U.S. Classification165/104.26, 165/104.33, 165/135, 29/890.032, 361/700
International ClassificationF28D15/00, H05K7/20, F28D15/02, H01L23/427, F28D15/04
Cooperative ClassificationF28D15/043, F28D15/0266
European ClassificationF28D15/04A, F28D15/02M
Legal Events
DateCodeEventDescription
Aug 8, 2007ASAssignment
Owner name: SONY CORPORATION, JAPAN
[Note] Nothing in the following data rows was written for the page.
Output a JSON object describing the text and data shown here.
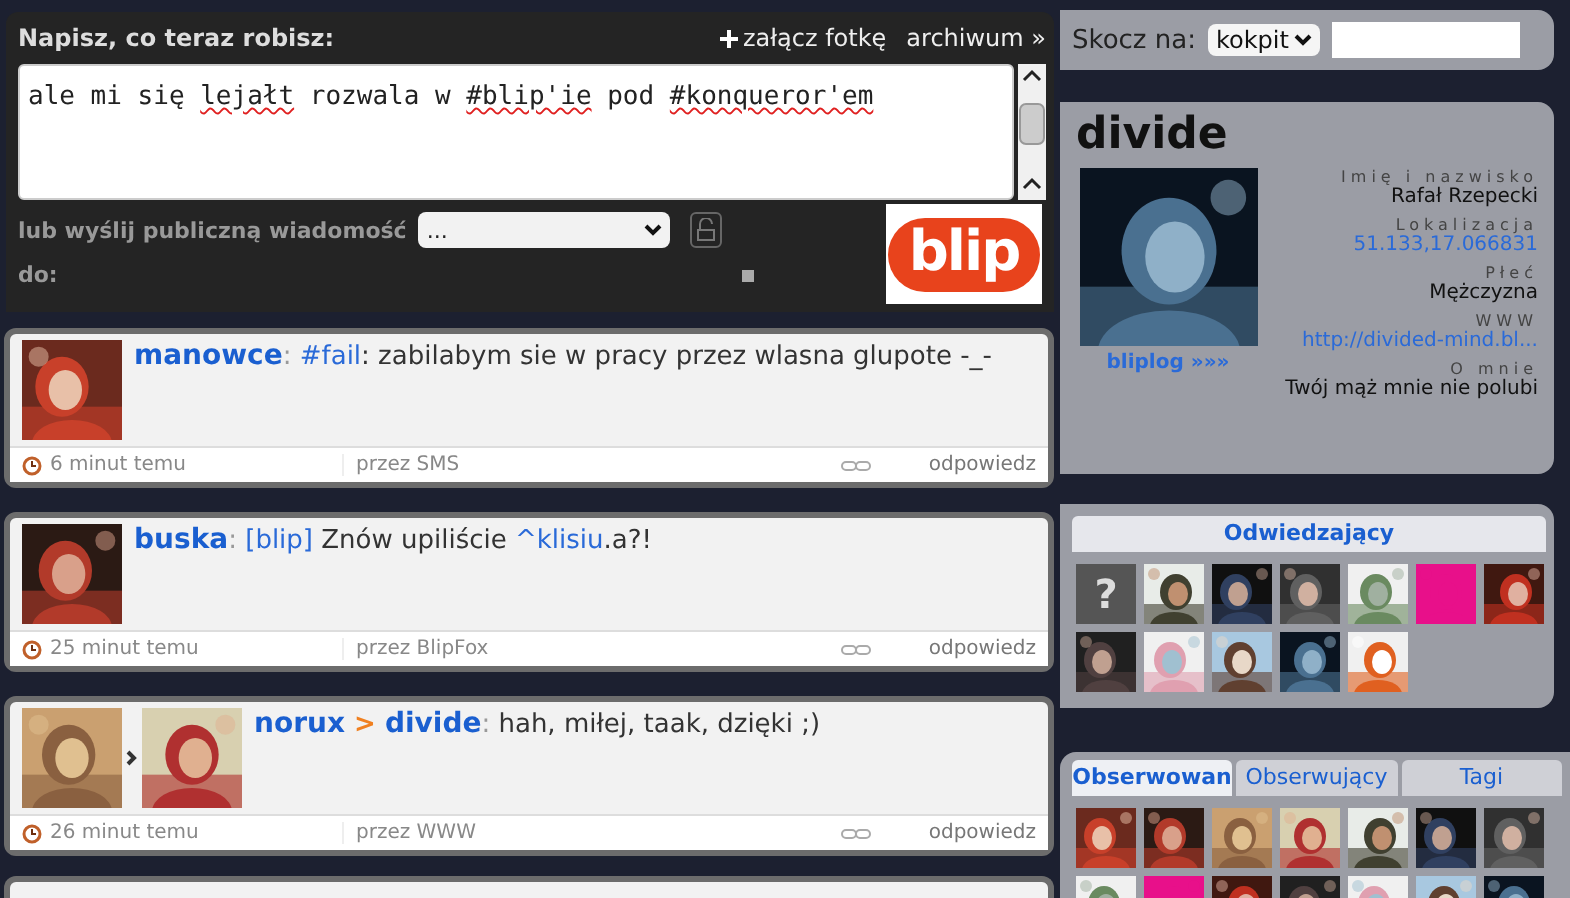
{
  "compose": {
    "title": "Napisz, co teraz robisz:",
    "attach": "załącz fotkę",
    "archive": "archiwum »",
    "message": [
      {
        "text": "ale mi się ",
        "misspelled": false
      },
      {
        "text": "lejałt",
        "misspelled": true
      },
      {
        "text": " rozwala w ",
        "misspelled": false
      },
      {
        "text": "#blip'ie",
        "misspelled": true
      },
      {
        "text": " pod ",
        "misspelled": false
      },
      {
        "text": "#konqueror'em",
        "misspelled": true
      }
    ],
    "recipient_label": "lub wyślij publiczną wiadomość",
    "recipient_select": "...",
    "to_label": "do:"
  },
  "logo": "blip",
  "posts": [
    {
      "avatars": [
        {
          "kind": "picture"
        }
      ],
      "message": [
        {
          "kind": "author",
          "text": "manowce"
        },
        {
          "kind": "sep",
          "text": ":"
        },
        {
          "kind": "link",
          "text": " #fail"
        },
        {
          "kind": "plain",
          "text": ": zabilabym sie w pracy przez wlasna glupote -_-"
        }
      ],
      "time": "6 minut temu",
      "source": "przez SMS",
      "reply": "odpowiedz"
    },
    {
      "avatars": [
        {
          "kind": "picture"
        }
      ],
      "message": [
        {
          "kind": "author",
          "text": "buska"
        },
        {
          "kind": "sep",
          "text": ":"
        },
        {
          "kind": "link",
          "text": " [blip]"
        },
        {
          "kind": "plain",
          "text": " Znów upiliście "
        },
        {
          "kind": "link",
          "text": "^klisiu"
        },
        {
          "kind": "plain",
          "text": ".a?!"
        }
      ],
      "time": "25 minut temu",
      "source": "przez BlipFox",
      "reply": "odpowiedz"
    },
    {
      "avatars": [
        {
          "kind": "picture"
        },
        {
          "kind": "picture"
        }
      ],
      "message": [
        {
          "kind": "author",
          "text": "norux"
        },
        {
          "kind": "arrow",
          "text": " > "
        },
        {
          "kind": "author",
          "text": "divide"
        },
        {
          "kind": "sep",
          "text": ":"
        },
        {
          "kind": "plain",
          "text": " hah, miłej, taak, dzięki ;)"
        }
      ],
      "time": "26 minut temu",
      "source": "przez WWW",
      "reply": "odpowiedz"
    }
  ],
  "jump": {
    "label": "Skocz na:",
    "select": "kokpit"
  },
  "profile": {
    "name": "divide",
    "bliplog": "bliplog »»»",
    "details": [
      {
        "label": "Imię i nazwisko",
        "value": "Rafał Rzepecki",
        "kind": "text"
      },
      {
        "label": "Lokalizacja",
        "value": "51.133,17.066831",
        "kind": "link"
      },
      {
        "label": "Płeć",
        "value": "Mężczyzna",
        "kind": "text"
      },
      {
        "label": "WWW",
        "value": "http://divided-mind.bl...",
        "kind": "link"
      },
      {
        "label": "O mnie",
        "value": "Twój mąż mnie nie polubi",
        "kind": "text"
      }
    ]
  },
  "visitors": {
    "title": "Odwiedzający",
    "avatars": [
      {
        "kind": "unknown",
        "label": "?"
      },
      {
        "kind": "picture"
      },
      {
        "kind": "picture"
      },
      {
        "kind": "picture"
      },
      {
        "kind": "picture"
      },
      {
        "kind": "picture"
      },
      {
        "kind": "picture"
      },
      {
        "kind": "picture"
      },
      {
        "kind": "picture"
      },
      {
        "kind": "picture"
      },
      {
        "kind": "picture"
      },
      {
        "kind": "picture"
      }
    ]
  },
  "tabs": [
    {
      "label": "Obserwowan",
      "selected": true
    },
    {
      "label": "Obserwujący",
      "selected": false
    },
    {
      "label": "Tagi",
      "selected": false
    }
  ],
  "following": {
    "avatars": [
      {
        "kind": "picture"
      },
      {
        "kind": "picture"
      },
      {
        "kind": "picture"
      },
      {
        "kind": "picture"
      },
      {
        "kind": "picture"
      },
      {
        "kind": "picture"
      },
      {
        "kind": "picture"
      },
      {
        "kind": "picture"
      },
      {
        "kind": "picture"
      },
      {
        "kind": "picture"
      },
      {
        "kind": "picture"
      },
      {
        "kind": "picture"
      },
      {
        "kind": "picture"
      },
      {
        "kind": "picture"
      }
    ]
  }
}
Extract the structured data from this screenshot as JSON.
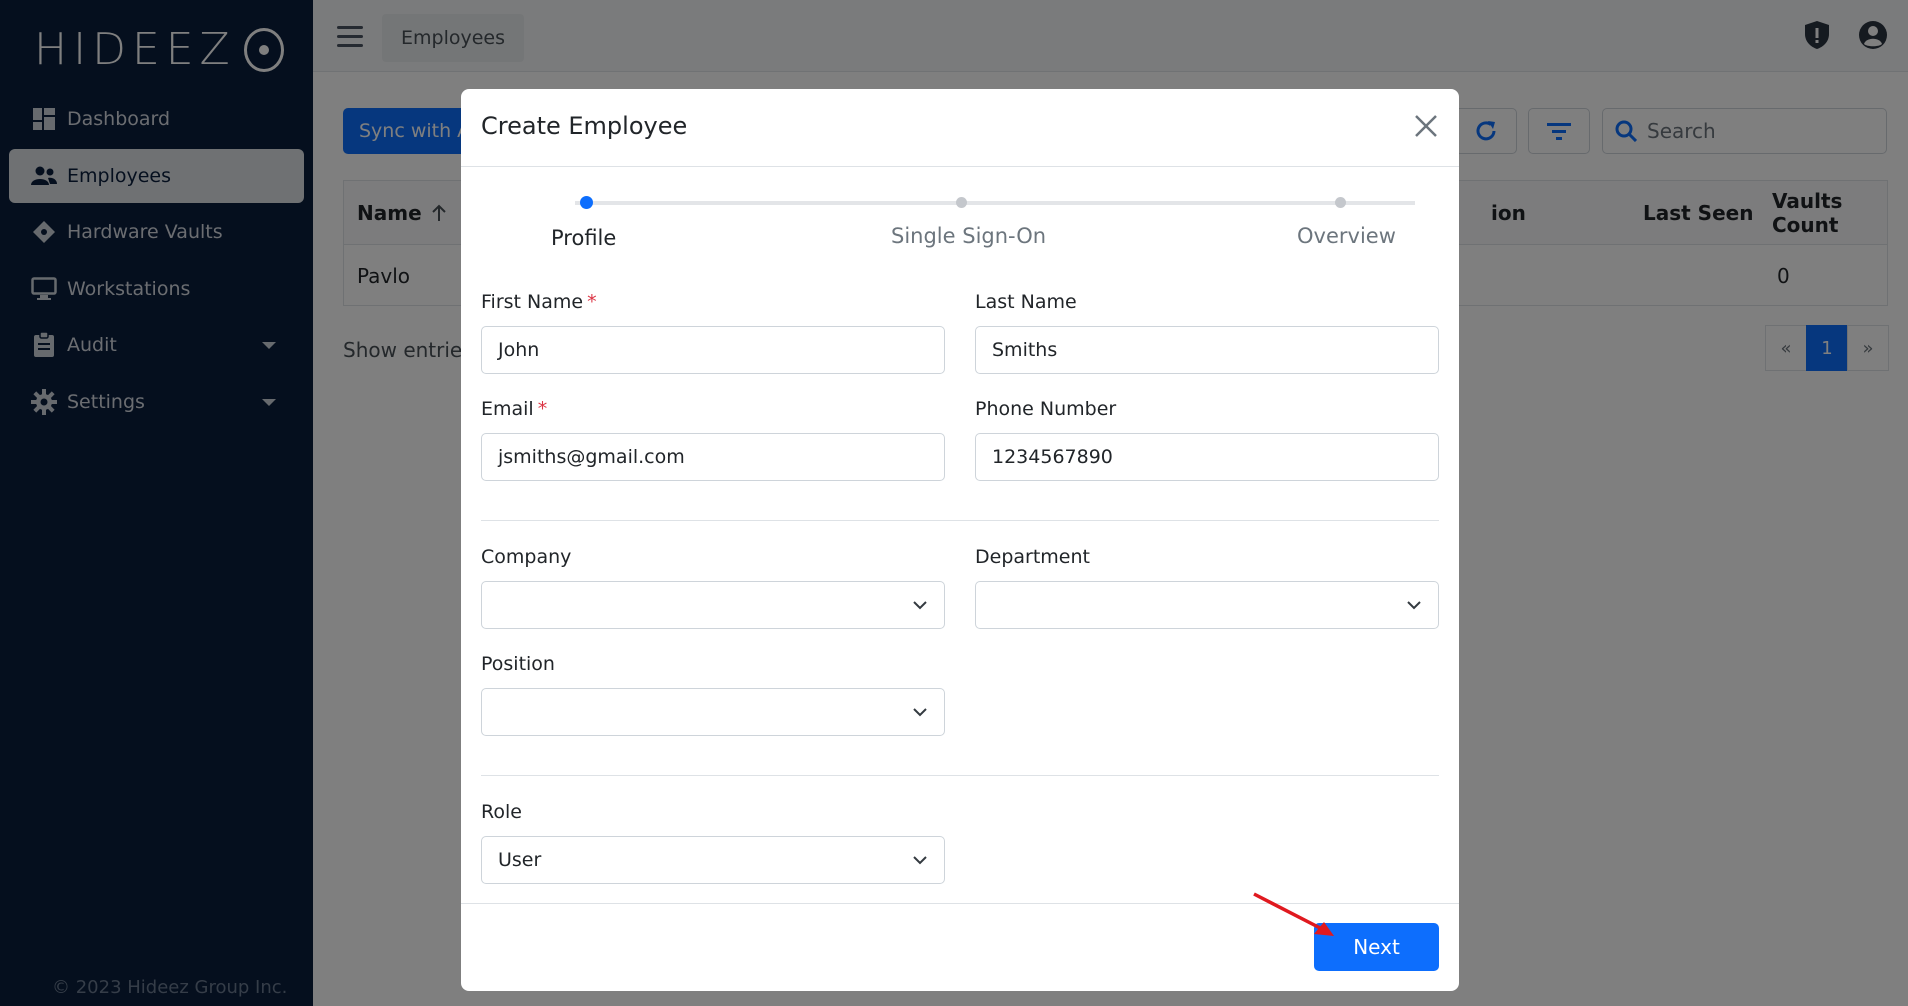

Free format text: ASSIGNMENT OF ASSIGNORS INTEREST;ASSIGNORS:TONOSAKI, MINEHIRO;KATO, EISAKU;YAJIMA, MASAKAZU;AND OTHERS;REEL/FRAME:019666/0330
Effective date: 20050425